UPDATE: Limited Storage Capacity and Global Supply Glut Lead to Record Low Oil Futures
Nymex WTI crude opened Monday on track for its worst day on record, falling nearly 40% to $11.05/bbl on the back of excess supply vs. low demand and dwindling storage capacity.
Nymex West Texas Intermediate (WTI) crude oil opened Monday on track for its worst day day on record, falling nearly 40% to $11.05/bbl on Monday on the back of ample supply, weak demand, and limited storage capacity. The European Brent counterpart was at a low of $26.17 on Monday, down just over 6% for the session.
Global demand has taken a heavy hit leading to excess supply, resulting in oil prices falling at a record pace in March and April. As production and inventory continues to build, the hunt is on for countries and companies seeking additional storage space.
The OPEC and Russia plan to slow inventory growth by cutting crude output by 9.7 million B/D. The cuts are the biggest OPEC and its member countries have ever made—and the first to involve the US.
With the cut, global oil supply is set to plunge by a record 12 million B/D in May, according to the International Energy Agency’s (IEA) April report. IEA said additional reductions will come from other countries with the US and Canada seeing the largest declines.
The move by OPEC comes after the US said it plans to lease space for companies to store oil in the Strategic Petroleum Reserve (SPR) after its failed plans to buy millions of barrels of crude oil. The US Department of Energy (DOE) is negotiating contract awards with nine US companies to store their US-produced crude oil in the SPR.
“When producing oil, you have two options–you either use it or you store it,” US Energy Secretary Dan Brouillette said. “With the impacts caused by the COVID-19 pandemic, we are seeing an enormous decrease in demand as our country works to contain the virus. This is why making storage capacity available in the SPR is so important.”
Awards under negotiation are for approximately 23 million bbl of crude oil storage which will be distributed to all four SPR sites. Most of these deliveries will be received in May and June, with possible early deliveries in April. Awardees can schedule return of their oil through March 2021, minus a small amount of oil to cover the SPR’s cost of storage.
In combination, these nine companies will be storing oil at the SPR from numerous small, medium, and large US producers. The pending awards are the initial step toward filling the SPR to capacity as directed by President Trump.

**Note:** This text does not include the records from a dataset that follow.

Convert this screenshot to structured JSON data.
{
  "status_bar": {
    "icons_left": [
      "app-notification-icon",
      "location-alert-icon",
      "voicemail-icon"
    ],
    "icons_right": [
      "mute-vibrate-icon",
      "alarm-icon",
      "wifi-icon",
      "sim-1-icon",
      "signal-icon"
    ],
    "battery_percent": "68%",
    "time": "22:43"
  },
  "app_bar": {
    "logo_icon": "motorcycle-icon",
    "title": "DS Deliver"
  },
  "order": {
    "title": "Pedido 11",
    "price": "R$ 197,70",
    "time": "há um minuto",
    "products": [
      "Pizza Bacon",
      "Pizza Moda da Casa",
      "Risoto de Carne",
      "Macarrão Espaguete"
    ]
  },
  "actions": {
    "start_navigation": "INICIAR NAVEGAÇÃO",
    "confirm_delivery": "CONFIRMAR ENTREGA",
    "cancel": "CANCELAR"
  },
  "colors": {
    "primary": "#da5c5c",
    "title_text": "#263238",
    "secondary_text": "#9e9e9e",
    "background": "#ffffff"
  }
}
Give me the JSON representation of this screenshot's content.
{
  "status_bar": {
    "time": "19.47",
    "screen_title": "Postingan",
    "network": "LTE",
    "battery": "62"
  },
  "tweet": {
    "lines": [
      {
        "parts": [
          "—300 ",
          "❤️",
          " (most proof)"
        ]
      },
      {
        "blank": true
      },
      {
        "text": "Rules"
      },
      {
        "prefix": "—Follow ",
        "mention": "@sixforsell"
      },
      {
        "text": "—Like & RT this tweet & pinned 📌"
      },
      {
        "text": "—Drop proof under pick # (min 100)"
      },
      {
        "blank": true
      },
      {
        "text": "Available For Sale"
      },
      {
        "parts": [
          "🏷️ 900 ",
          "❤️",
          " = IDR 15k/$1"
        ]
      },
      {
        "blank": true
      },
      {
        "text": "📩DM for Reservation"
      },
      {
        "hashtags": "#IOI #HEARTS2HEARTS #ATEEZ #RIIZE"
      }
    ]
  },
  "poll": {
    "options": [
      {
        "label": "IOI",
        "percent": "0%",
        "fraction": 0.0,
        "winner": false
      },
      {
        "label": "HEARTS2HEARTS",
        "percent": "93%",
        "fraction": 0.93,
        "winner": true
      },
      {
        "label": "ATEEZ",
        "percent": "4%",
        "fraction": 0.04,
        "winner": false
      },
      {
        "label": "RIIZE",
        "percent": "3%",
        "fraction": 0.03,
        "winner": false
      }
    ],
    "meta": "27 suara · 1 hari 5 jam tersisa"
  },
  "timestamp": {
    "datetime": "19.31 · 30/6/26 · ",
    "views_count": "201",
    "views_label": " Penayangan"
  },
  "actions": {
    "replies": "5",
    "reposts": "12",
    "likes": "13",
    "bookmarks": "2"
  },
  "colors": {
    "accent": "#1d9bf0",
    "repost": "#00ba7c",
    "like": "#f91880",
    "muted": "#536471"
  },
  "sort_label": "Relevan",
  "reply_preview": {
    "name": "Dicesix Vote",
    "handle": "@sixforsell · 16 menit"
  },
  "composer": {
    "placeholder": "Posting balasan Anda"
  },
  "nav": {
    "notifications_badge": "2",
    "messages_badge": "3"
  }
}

Reuters reported that Phillips 66 Partners is offering storage on its Gray Oak crude system in Texas, and Enterprise is offering storage on its Seaway pipeline from the Gulf Coast to Cushing, Oklahoma. Cushing is the delivery point for West Texas Intermediate crude, which has roughly 27 million bbl of free space out of about 76.1 million bbl of total working capacity.
Inventory data from the Energy Information Administration (EIA) showed US crude inventory (excluding the SPR) at 503.6 million bbl, up by 19.2 million bbl (4%) from a week earlier and up by 48.5 million (11%) from 455 million bbl at the same time last year.
At Cushing, EIA data showed oil stocks were at 55 million bbl for the week ending 10 April.
This was up by 5.8 million (12%) from 49 million bbl a week earlier and up 10.5 million (24%) from 44.4 million bbl the same time a year earlier. SPR inventory remains at 635 million bbl, where it has stayed since early December. The highest capacity held by the SPR was 727 million bbl in December 2009.
The IEA said the measures announced by OPEC+ and the G20 countries will not rebalance the market immediately. But by lowering the peak of the supply overhang and flattening the curve of the buildup in stocks, they help a complex system absorb the worst of this crisis, whose consequences for the oil market remain uncertain in the short term.
IEA added the OPEC+ and G20 initiatives will impact the oil market in three ways:
- The OPEC+ production cut in May to reach the baseline will be 10.7 million B/D and not 9.7 million, as April production was high. This will provide some immediate relief from the supply surplus in the coming weeks, lowering the peak of the buildup of stocks.
- Four countries (China, India, South Korea, and the US) have either offered their strategic storage capacity to temporarily park unwanted barrels or are considering increasing their strategic stocks to take advantage of lower prices.
- Other producers, with the US and Canada likely the largest contributors, could see output fall by around 3.5 million B/D in the coming months due to the impact of lower prices, according to IEA estimates. The loss of this supply combined with the OPEC+ cuts is forecast to potentially shift the market into a deficit in the second half of 2020.
India has already said it plans to fill its SPR by the third week of May, moving about 19 million bbl into the sites. News reports added that the country will divert April cargos already bought to its SPR sites.
The IEA said the oil industry has never come this close to testing the limits of its capacity to manage the storage of crude oil. Its implied stock buildup of 12 million B/D in the first half of the year threatens to overwhelm the logistics of the oil industry–ships, pipelines, and storage tanks–in the coming weeks. The agency added that there are already bottlenecks in the logistics chain; there is strong competition to buy space on oil-transport pipelines as well as increasing cost to purchase storage on ships.